By T.J. Allcot
Last night, a bit less than 24 hours ago as I write this, SpaceX destroyed Starship SN1 during a pressure test. The roughly 25-meter tall fuel/oxygen tanks of SN1 had an apparent weld failure during a liquid nitrogen load and pressurization.
By the look of the video posted by BocaChicaGal on the NASASpaceflight channel the majority of SN1 just barely cleared its own height in altitude with its impromptu flight, imploding and then crashing to the ground. The upper bulkhead completely separated from SN1 and crashed a bit further away. For some this would be devastating.
For SpaceX at this time, it’s really no big deal.
Elon Musk had stated in an interview hours before that the welding settings weren’t correct for SN1 and he expected SN1 to fail.

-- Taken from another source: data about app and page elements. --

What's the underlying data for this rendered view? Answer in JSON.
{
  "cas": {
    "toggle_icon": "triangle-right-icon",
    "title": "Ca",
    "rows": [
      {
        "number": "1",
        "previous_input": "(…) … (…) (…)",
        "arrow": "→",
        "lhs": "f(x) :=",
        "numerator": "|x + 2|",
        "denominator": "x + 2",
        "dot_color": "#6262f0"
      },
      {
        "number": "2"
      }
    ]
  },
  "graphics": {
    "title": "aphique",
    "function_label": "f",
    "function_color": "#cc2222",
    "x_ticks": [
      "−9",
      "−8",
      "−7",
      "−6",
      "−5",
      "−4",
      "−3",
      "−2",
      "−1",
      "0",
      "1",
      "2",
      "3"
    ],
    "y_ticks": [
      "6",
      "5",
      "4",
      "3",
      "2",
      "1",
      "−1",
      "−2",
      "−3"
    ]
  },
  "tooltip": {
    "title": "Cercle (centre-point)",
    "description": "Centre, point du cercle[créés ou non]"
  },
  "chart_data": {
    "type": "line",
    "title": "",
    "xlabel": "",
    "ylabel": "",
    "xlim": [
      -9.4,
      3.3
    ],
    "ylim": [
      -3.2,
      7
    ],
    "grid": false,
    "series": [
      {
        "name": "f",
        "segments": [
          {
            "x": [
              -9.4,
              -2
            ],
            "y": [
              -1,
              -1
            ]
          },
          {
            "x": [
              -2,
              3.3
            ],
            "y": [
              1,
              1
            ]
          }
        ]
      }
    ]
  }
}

Going by various statements from SpaceX reporters and fans, SN1 likely cost SpaceX in the area of five to 10 million dollars and a few months’ worth of work. For a prototype experimental heavy lift rocket that will outclass any successful rocket that preceded it, that figure basically nothing in either time or money.
Any of the large aerospace rocket manufacturers couldn’t build full size testable hardware for likely 10 times that amount of money and likely 10 times the amount of time. The eventual cost to build a completed orbital Starship is hoped to be in the area of $200 million. The current prototypes, on the other hand, are a long way from that. That makes them far less expensive, which is very good for Musk’s process that is basically: test, fail, improve, repeat until it works.
Starship SN2 Could Be Ready for Testing Very Soon
Going by the ongoing Starship analysis by Rafael Adamy on Twitter, much of Starship SN2 is already done.
The three pressure bulkheads are welded to their rings. The nosecone is basically done. The header tanks for landing fuel/oxygen are done. SN2 needs about 14 more rings — rings that take about 10 minutes or so to zip together.
I may be optimistic, but I think it’s really just a matter of days before SN2 is largely assembled to where SN1 was just a few days ago. It’s also almost certain that parts for SN3 are already built and pieces for SN4 could be appearing soon.
I’m still hoping to see a stripped down Hot Rod Starship prototype fly on top of a Super Heavy booster in July or August, heading off to Mars for a soft landing on Phobos (as unlikely as that is!)
At the rate SpaceX seems to be able to build Starship hardware, though, maybe that Hot Rod Starship will exist soon enough. Maybe it will be SN7 and maybe it’ll head off to the moon in December. I’m pretty sure all the SpaceX fan club members will be cheering quite loudly if that happens.